USDA released its monthly Crop Production and World Agricultural Supply and Demand Estimates last Friday, estimating the national corn yield at 148.4 bushels per acre. That's one-half a bushel less the June forecast.
Carryout stocks for the 2007/2008 crop year increased based on ethanol plant delays having reduced that industry's demand. Also, USDA cited feed and residual use -- due to higher-than-expected corn stocks in the June 30 crop inventory report.
In all, the increase was 155 million bushel, which is absorbed by the 2008/2009 crop year, which increased from 673 million bushes in June, to 833 million bushels. That's 6.7 percent of the total projected usage, and 1.6 percent higher than USDA’s June estimated season-ending stocks-to-use ratio,

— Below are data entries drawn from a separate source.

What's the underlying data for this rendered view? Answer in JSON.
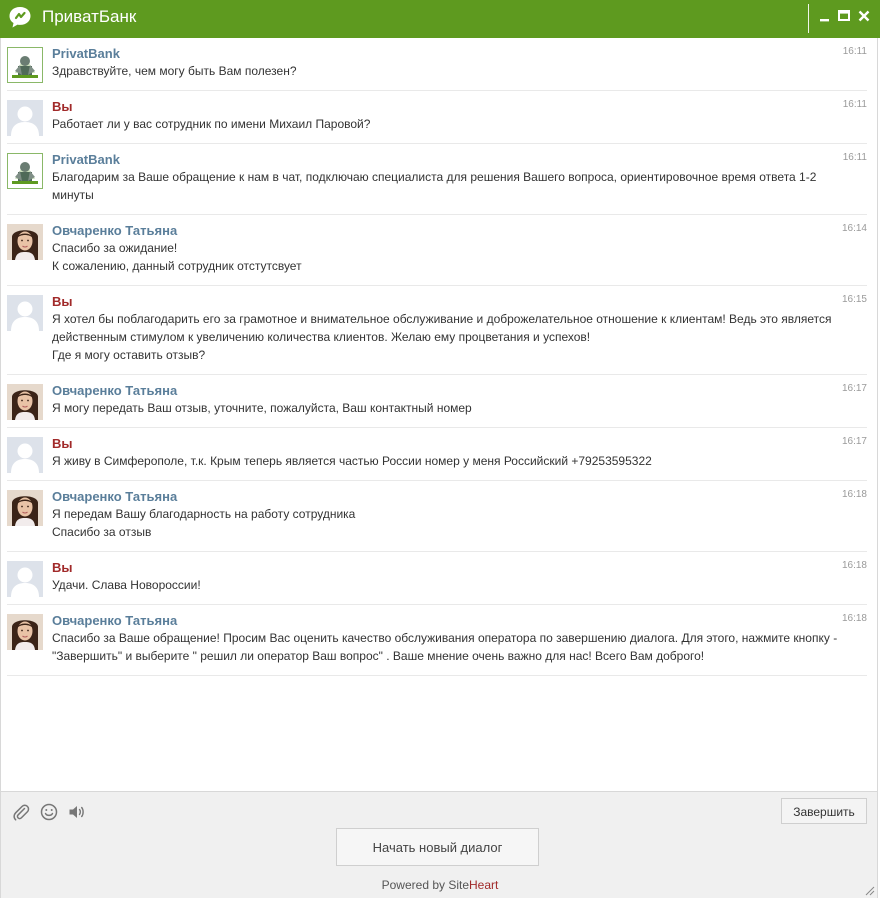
{
  "window": {
    "title": "ПриватБанк",
    "controls": [
      "minimize-icon",
      "maximize-icon",
      "close-icon"
    ]
  },
  "colors": {
    "titlebar": "#5e9a1f",
    "bot_name": "#5a7e9a",
    "user_name": "#a12a2a",
    "operator_name": "#5a7e9a"
  },
  "messages": [
    {
      "author": "PrivatBank",
      "role": "bot",
      "time": "16:11",
      "lines": [
        "Здравствуйте, чем могу быть Вам полезен?"
      ]
    },
    {
      "author": "Вы",
      "role": "you",
      "time": "16:11",
      "lines": [
        "Работает ли у вас сотрудник по имени Михаил Паровой?"
      ]
    },
    {
      "author": "PrivatBank",
      "role": "bot",
      "time": "16:11",
      "lines": [
        "Благодарим за Ваше обращение к нам в чат, подключаю специалиста для решения Вашего вопроса, ориентировочное время ответа 1-2 минуты"
      ]
    },
    {
      "author": "Овчаренко Татьяна",
      "role": "op",
      "time": "16:14",
      "lines": [
        "Спасибо за ожидание!",
        "К сожалению, данный сотрудник отстутсвует"
      ]
    },
    {
      "author": "Вы",
      "role": "you",
      "time": "16:15",
      "lines": [
        "Я хотел бы поблагодарить его за грамотное и внимательное обслуживание и доброжелательное отношение к клиентам! Ведь это является действенным стимулом к увеличению количества клиентов. Желаю ему процветания и успехов!",
        "Где я могу оставить отзыв?"
      ]
    },
    {
      "author": "Овчаренко Татьяна",
      "role": "op",
      "time": "16:17",
      "lines": [
        "Я могу передать Ваш отзыв, уточните, пожалуйста, Ваш контактный номер"
      ]
    },
    {
      "author": "Вы",
      "role": "you",
      "time": "16:17",
      "lines": [
        "Я живу в Симферополе, т.к. Крым теперь является частью России номер у меня Российский +79253595322"
      ]
    },
    {
      "author": "Овчаренко Татьяна",
      "role": "op",
      "time": "16:18",
      "lines": [
        "Я передам Вашу благодарность на работу сотрудника",
        "Спасибо за отзыв"
      ]
    },
    {
      "author": "Вы",
      "role": "you",
      "time": "16:18",
      "lines": [
        "Удачи. Слава Новороссии!"
      ]
    },
    {
      "author": "Овчаренко Татьяна",
      "role": "op",
      "time": "16:18",
      "lines": [
        "Спасибо за Ваше обращение! Просим Вас оценить качество обслуживания оператора по завершению диалога. Для этого, нажмите кнопку - \"Завершить\" и выберите \" решил ли оператор Ваш вопрос\" . Ваше мнение очень важно для нас! Всего Вам доброго!"
      ]
    }
  ],
  "toolbar": {
    "icons": [
      "paperclip-icon",
      "smiley-icon",
      "sound-icon"
    ],
    "finish_label": "Завершить"
  },
  "new_dialog_label": "Начать новый диалог",
  "footer": {
    "powered_prefix": "Powered by ",
    "brand_site": "Site",
    "brand_heart": "Heart"
  }
}
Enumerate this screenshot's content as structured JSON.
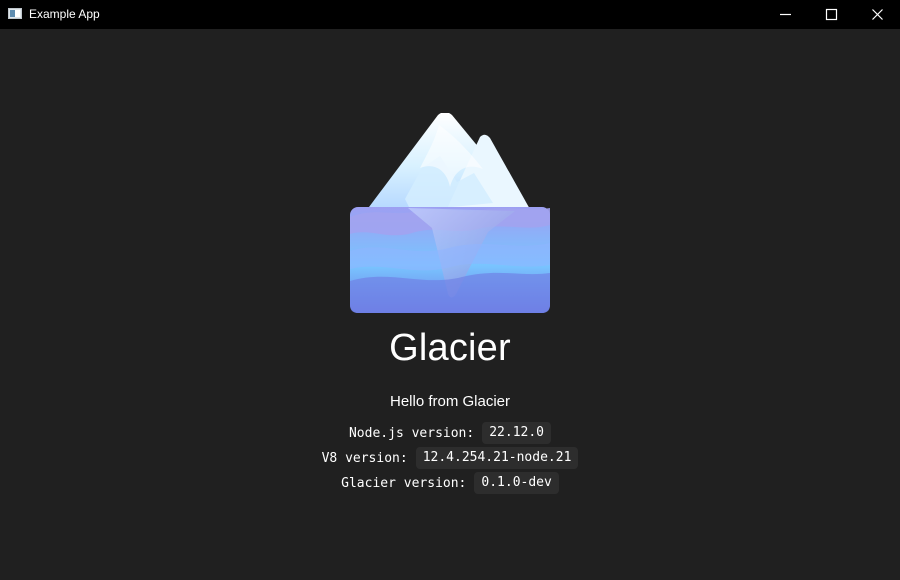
{
  "window": {
    "title": "Example App",
    "controls": {
      "minimize": "minimize-icon",
      "maximize": "maximize-icon",
      "close": "close-icon"
    }
  },
  "app": {
    "name": "Glacier",
    "greeting": "Hello from Glacier",
    "versions": [
      {
        "label": "Node.js version:",
        "value": "22.12.0"
      },
      {
        "label": "V8 version:",
        "value": "12.4.254.21-node.21"
      },
      {
        "label": "Glacier version:",
        "value": "0.1.0-dev"
      }
    ]
  },
  "colors": {
    "background": "#202020",
    "titlebar": "#000000",
    "text": "#ffffff",
    "codeBackground": "#2d2d2d",
    "logoBlue": "#7b8fe6"
  }
}
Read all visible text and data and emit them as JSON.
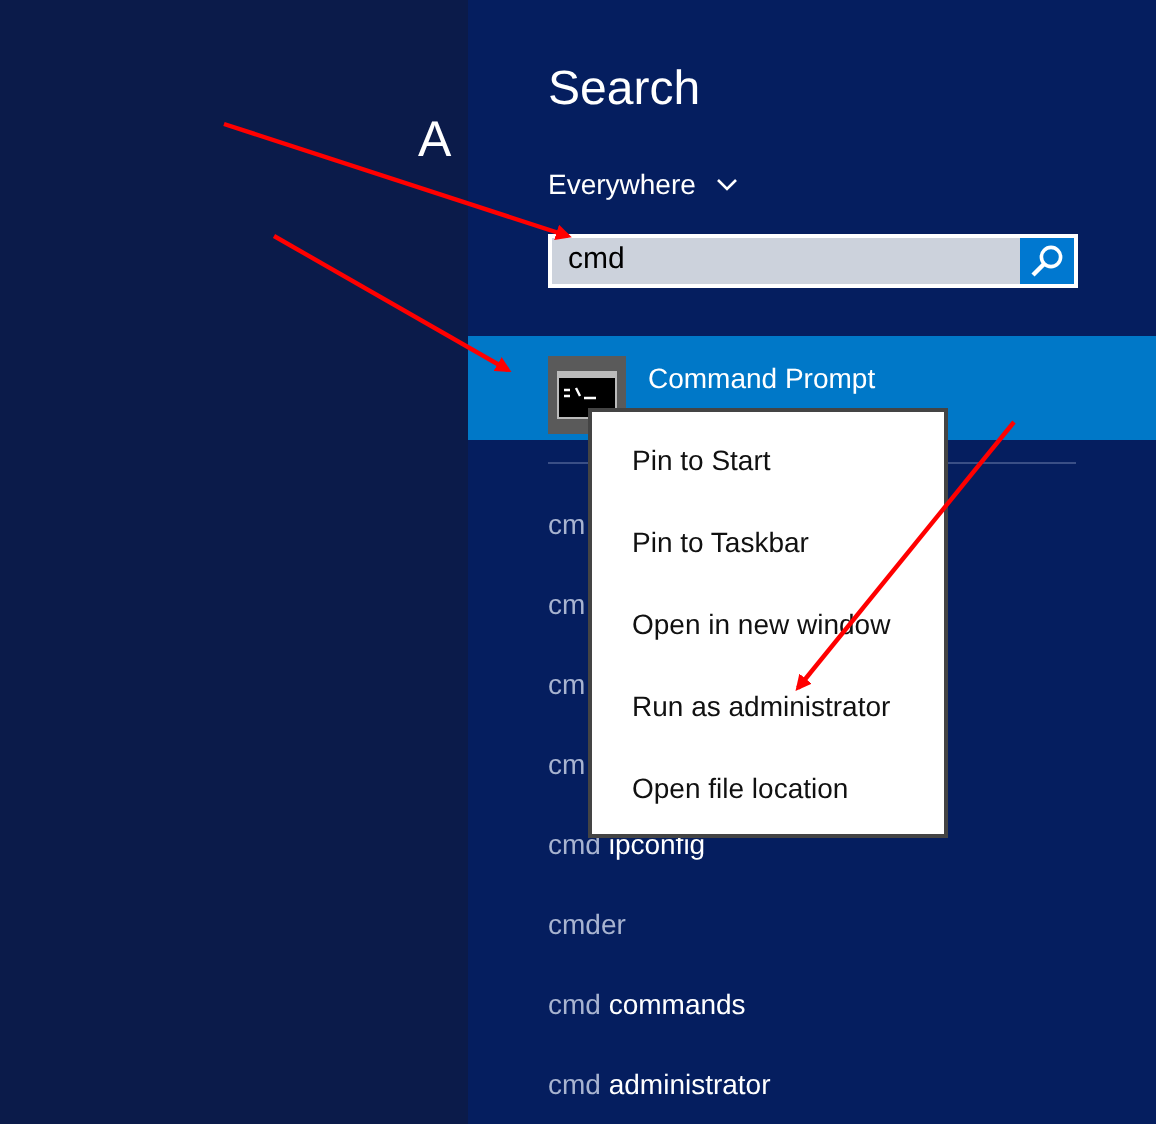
{
  "background": {
    "partial_heading": "A"
  },
  "search_pane": {
    "title": "Search",
    "scope": "Everywhere",
    "query": "cmd"
  },
  "top_result": {
    "label": "Command Prompt",
    "selected": true
  },
  "suggestions": [
    {
      "prefix": "cm"
    },
    {
      "prefix": "cm"
    },
    {
      "prefix": "cm"
    },
    {
      "prefix": "cm"
    },
    {
      "prefix": "cmd",
      "rest": " ipconfig"
    },
    {
      "prefix": "cmder"
    },
    {
      "prefix": "cmd",
      "rest": " commands"
    },
    {
      "prefix": "cmd",
      "rest": " administrator"
    }
  ],
  "context_menu": [
    "Pin to Start",
    "Pin to Taskbar",
    "Open in new window",
    "Run as administrator",
    "Open file location"
  ]
}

As for prices, USDA stepped up its season average farm price by 20 cents, up to $5.50 to $6.50 per bushel for corn. However, that new price estimate remains well below futures prices. This suggests the market is looking for stronger corn demand that USDA's report suggests.